APPEAL FROM THE CIRCUIT COURT OF THE SIXTH JUDICIAL CIRCUIT HUGHES COUNTY, SOUTH DAKOTA HONORABLE JOHN L. BROWN Judge.
The opinion of the court was delivered by: Konenkamp, Justice (on reassignment).
ARGUED ON FEBRUARY 18, 2009
REASSIGNED MARCH 31, 2009
[¶1.] Defendant was indicted on multiple counts, but the State dismissed the indictment, only to later reindict him on essentially identical charges. Defendant moved to dismiss the subsequent indictment, claiming a violation of the 180-day rule. In granting the motion to dismiss, the circuit court calculated the 180 days from the date of defendant's appearance on the first indictment and, after excluding certain days, concluded that the 180-day rule had been violated. We reverse and remand because the State's dismissal was not an attempt to circumvent the 180-day rule; therefore, the time between the dismissal and defendant's appearance on the subsequent indictment should be tolled.
[¶2.] Doug Andrews (defendant) was indicted by a Hughes County Grand Jury on May 4, 2007. He was charged with seven counts of bribing a public officer, in violation of SDCL 22-12A-6, and one count of grand theft, in violation of SDCL 22-30A-1 and SDCL 22-30A-17. The grand jury also indicted Clayton Sonnenschein of seven counts of solicitation of a bribe by a public officer and one count of grand theft. Sonnenschein's and defendant's charges arose out of the same incidents.
Both defendants made their initial appearances on May 7, 2007.
[¶3.] Over the next several months, defendant filed several motions. The circuit court addressed all outstanding defense motions at a joint motions hearing on August 1, 2007. After resolving these motions, the court discussed the issue of trial scheduling. The State requested that defendant's trial be set for a date after Sonnenschein's trial. Counsel for Sonnenschein indicated that he had a conflict with the court's available date, November 26, and offered to give that date to defendant. Accordingly, the court set defendant's trial to start on November 26, 2007, and Sonnenschein's for February 2008.
[¶4.] On August 21, 2007, the State filed a notice of dismissal of the charges against defendant. In February 2008, under a plea agreement, Sonnenschein pleaded guilty to two counts of soliciting a bribe by a public officer and agreed to testify truthfully and fully at any future proceedings against defendant.

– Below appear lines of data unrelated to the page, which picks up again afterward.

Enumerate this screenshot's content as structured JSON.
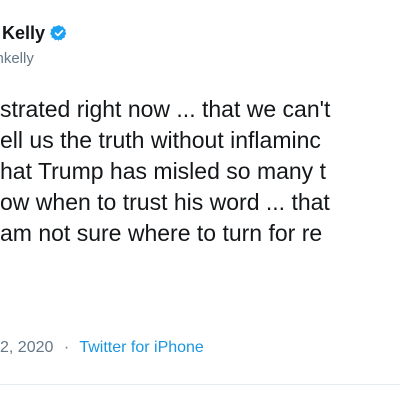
{
  "tweet": {
    "display_name": "n Kelly",
    "handle": "ynkelly",
    "text_lines": [
      "strated right now ... that we can't",
      "ell us the truth without inflaminc",
      "hat Trump has misled so many t",
      "ow when to trust his word ... that",
      "am not sure where to turn for re"
    ],
    "timestamp": "2, 2020",
    "separator": "·",
    "source": "Twitter for iPhone"
  },
  "icons": {
    "verified": "verified-badge-icon"
  },
  "colors": {
    "text_primary": "#14171a",
    "text_secondary": "#657786",
    "link": "#1b95e0",
    "verified_badge": "#1da1f2",
    "divider": "#e6ecf0"
  }
}
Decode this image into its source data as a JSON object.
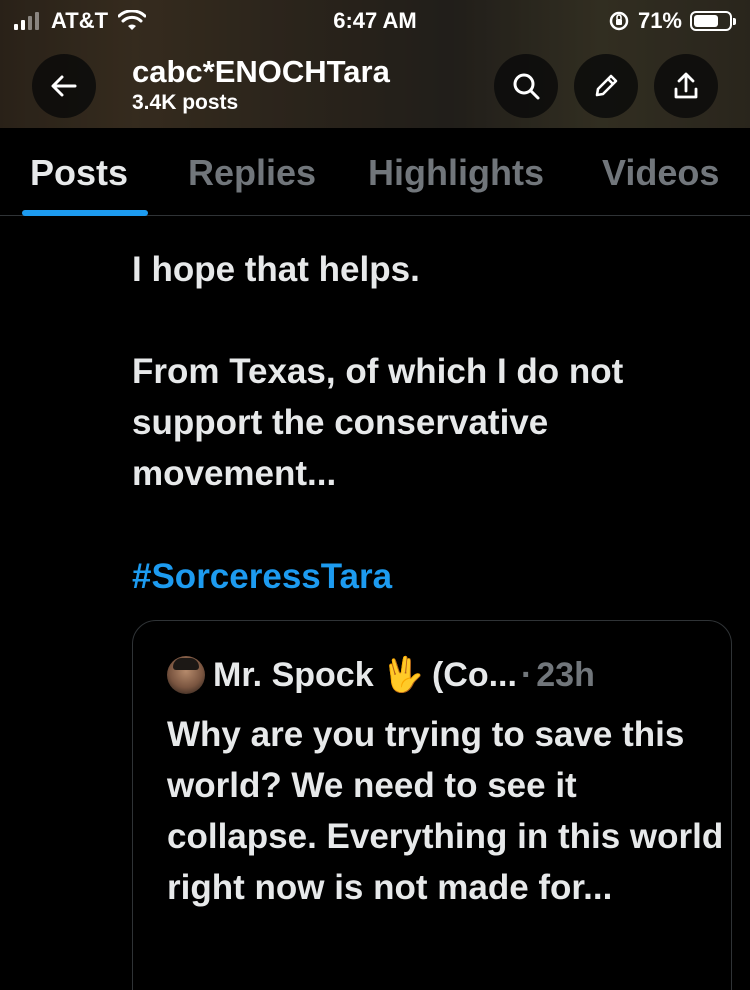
{
  "status_bar": {
    "carrier": "AT&T",
    "time": "6:47 AM",
    "battery": "71%",
    "battery_level": 0.71
  },
  "profile": {
    "name": "cabc*ENOCHTara",
    "posts": "3.4K posts"
  },
  "tabs": [
    {
      "label": "Posts"
    },
    {
      "label": "Replies"
    },
    {
      "label": "Highlights"
    },
    {
      "label": "Videos"
    }
  ],
  "post": {
    "line1": "I hope that helps.",
    "line2": "From Texas, of which I do not support the conservative movement...",
    "hashtag": "#SorceressTara"
  },
  "quote": {
    "author": "Mr. Spock",
    "emoji": "🖖",
    "handle_truncated": "(Co...",
    "separator": "·",
    "time": "23h",
    "text": "Why are you trying to save this world? We need to see it collapse. Everything in this world right now is not made for..."
  },
  "icons": {
    "back": "arrow-left-icon",
    "search": "search-icon",
    "edit": "pencil-icon",
    "share": "share-icon",
    "wifi": "wifi-icon",
    "signal": "signal-icon",
    "orientation_lock": "orientation-lock-icon",
    "battery": "battery-icon"
  },
  "colors": {
    "accent": "#1d9bf0",
    "text": "#e7e9ea",
    "muted": "#71767b",
    "background": "#000000",
    "border": "#2f3336"
  }
}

[¶5.] On April 22, 2008, defendant was indicted on six counts of bribing a public officer and one count of grand theft. The charges were identical to the previous indictment, less one charge for bribing a public officer. Defendant made an initial appearance on the new charges on May 1, 2008. Thereafter, he moved to dismiss the indictment, alleging that the 180-day rule under SDCL 23A-44-5.1 was violated. The circuit court examined the two-part test adopted by this Court, which provides that "[t]he 180-day period commences when the defendant has first appeared on the re-indictment if '(1) the earlier indictment was properly dismissed by a competent judicial officer and (2) the record does not reveal evidence of a prosecutorial attempt to circumvent the 180-day rule.'" State v. Karlen, 1999 SD 12, ¶12, 589 NW2d 594, 598 (citations omitted).
[¶6.] In concluding that the State violated the 180-day rule, the circuit court held that the first part of the test had not been met because the dismissal by the State of the earlier indictment was not a dismissal by a competent judicial officer. Therefore, it calculated the elapsed days as: 14 days as of August 21, 2007, plus 254 days from August 21, 2007, when the first indictment was dismissed, to May 1, 2008, when defendant first appeared on the second indictment. The court apparently deemed the second part of the test irrelevant. The State appeals contending that it did not violate the 180-day rule.*fn1
[¶7.] Under our Supreme Court rule, a criminal defendant must be brought to trial within 180 days from the date the defendant "has first appeared before a judicial officer on an indictment, information or complaint." SDCL 23A-44-5.1(2). This rule excludes certain days from the 180-day computation.*fn2 A review of the rule's list of exclusions, however, does not reveal whether a court should exclude the time between the dismissal of the original charge and the initial appearance on the recharged offense. Nonetheless, in State v. Tiedeman, this Court adopted a two-part test from Pennsylvania to determine the date from which the 180-day period begins to run when charges are dismissed and later refiled. 433 NW2d 237, 239 (SD 1988) (citing Commonwealth v. Davies, 492 A2d 1139, 1142 (PaSuperCt 1985)). The test provides:
[T]he 180-day period begins to run anew upon reindictment if (1) the earlier indictment was properly dismissed by a competent judicial officer and (2) the record does not reveal evidence of a ...